Threshold temperatures associated with run timing were similar throughout the Cited by: The study of adult Pacific lamprey migration patterns past dams and through reservoirs in the lower Columbia River has provided the first data sets on lamprey passage timing, travel times, and passage success at hydroelectric projects (Vella et al.

; Ocker et al. ; Moser et al. Ocean River 1 2 3 Clemens et Clemens et al. Fisheries Pacific Pacific Lamprey Lamprey Spawning Migration. Close, David, ''Pacific Lamprey Research and Restoration Project'', Project No.70 electronic pages, (BPA Report DOE/BP) Field This report was funded by the Bonneville Power Administration (BPA), U.S.

Department of Energy, as part of BPA's program to protect, mitigate, and enhance fish and wildlife affected by theCited by: 1. Pacific lamprey for overwintering in their first fresh-water year (Blue Leaf Environmental ), and for upstream migration to the Entiat River and to Wells Dam.

Adult lamprey passage studies are ongoing at Rocky Reach Dam. Passage efficiency was measured at % in using Full Duplex PIT tags (Blue LeafDraft Final Report).
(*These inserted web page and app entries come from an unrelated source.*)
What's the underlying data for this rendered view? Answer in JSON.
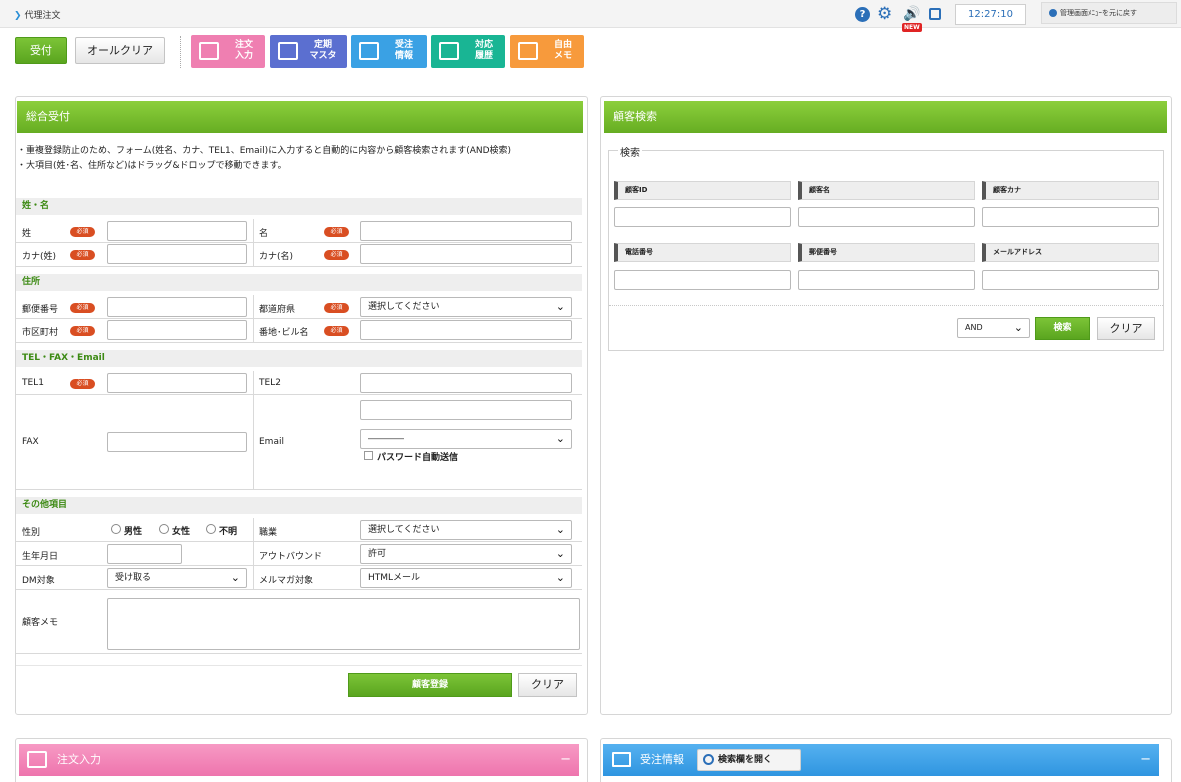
{
  "topbar": {
    "breadcrumb": "代理注文",
    "help_glyph": "?",
    "new_badge": "NEW",
    "clock": "12:27:10",
    "admin_back": "管理画面ﾒﾆｭｰを元に戻す"
  },
  "toolbar": {
    "accept_label": "受付",
    "clear_all_label": "オールクリア",
    "tiles": [
      {
        "line1": "注文",
        "line2": "入力",
        "color": "#ef7fb1"
      },
      {
        "line1": "定期",
        "line2": "マスタ",
        "color": "#5b6fd0"
      },
      {
        "line1": "受注",
        "line2": "情報",
        "color": "#3aa1e4"
      },
      {
        "line1": "対応",
        "line2": "履歴",
        "color": "#19b594"
      },
      {
        "line1": "自由",
        "line2": "メモ",
        "color": "#f79a3c"
      }
    ]
  },
  "general": {
    "title": "総合受付",
    "note1": "・重複登録防止のため、フォーム(姓名、カナ、TEL1、Email)に入力すると自動的に内容から顧客検索されます(AND検索)",
    "note2": "・大項目(姓･名、住所など)はドラッグ&ドロップで移動できます。",
    "required": "必須",
    "sec_name": "姓・名",
    "lbl_sei": "姓",
    "lbl_mei": "名",
    "lbl_kana_sei": "カナ(姓)",
    "lbl_kana_mei": "カナ(名)",
    "sec_address": "住所",
    "lbl_zip": "郵便番号",
    "lbl_pref": "都道府県",
    "pref_value": "選択してください",
    "lbl_city": "市区町村",
    "lbl_street": "番地･ビル名",
    "sec_contact": "TEL・FAX・Email",
    "lbl_tel1": "TEL1",
    "lbl_tel2": "TEL2",
    "lbl_fax": "FAX",
    "lbl_email": "Email",
    "email_select": "――――",
    "password_auto": "パスワード自動送信",
    "sec_other": "その他項目",
    "lbl_gender": "性別",
    "gender_male": "男性",
    "gender_female": "女性",
    "gender_unknown": "不明",
    "lbl_job": "職業",
    "job_value": "選択してください",
    "lbl_birth": "生年月日",
    "lbl_outbound": "アウトバウンド",
    "outbound_value": "許可",
    "lbl_dm": "DM対象",
    "dm_value": "受け取る",
    "lbl_mailmag": "メルマガ対象",
    "mailmag_value": "HTMLメール",
    "lbl_memo": "顧客メモ",
    "register_label": "顧客登録",
    "clear_label": "クリア"
  },
  "search": {
    "title": "顧客検索",
    "legend": "検索",
    "h_id": "顧客ID",
    "h_name": "顧客名",
    "h_kana": "顧客カナ",
    "h_phone": "電話番号",
    "h_zip": "郵便番号",
    "h_mail": "メールアドレス",
    "mode_value": "AND",
    "search_label": "検索",
    "clear_label": "クリア"
  },
  "bottom": {
    "order_title": "注文入力",
    "order_collapse": "−",
    "order_info_title": "受注情報",
    "open_search_label": "検索欄を開く",
    "info_collapse": "−"
  }
}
Industrial and agricultural pollution and toxic contamination, dams that block fish migration and access to spawning habitat—the decline of salmon, steelhead, sturgeon, and lamprey in the Columbia River is has many restore the river and the life that depends upon it, the Yakama Nation Fisheries is employing many and varied strategies, simultaneously.

Pacific Lamprey. Lampetra tridentata. Family: Petromyzontidae (Lampreys) Etymology: lambere (to suck), petra (stone); referring to the breeding adults that cling to stones (Moyle ). Distribution: From Hokkaido Japan north to the Aleutians, Alaska and south along the North American Pacific Coast, at least as far as San Diego, possibly into Baja California (Moyle ).Animal Migrations Eco-Meet Study Guide Helpful Hints: This study guide will focus on animal migration.

The Eco-Meet test may consist of multiple choice, true/false, fill in the blank, matching, label a diagram, short answer, or identification using pictures. Anything in File Size: KB.Pacific Lamprey.

Two Pacific lampreys have a new temporary home in the Autzen Otter Exhibit!Brought to the Museum from the Confederated Tribes of the Umatilla Indian Reservation, these fish are on display in the indoor fish tank.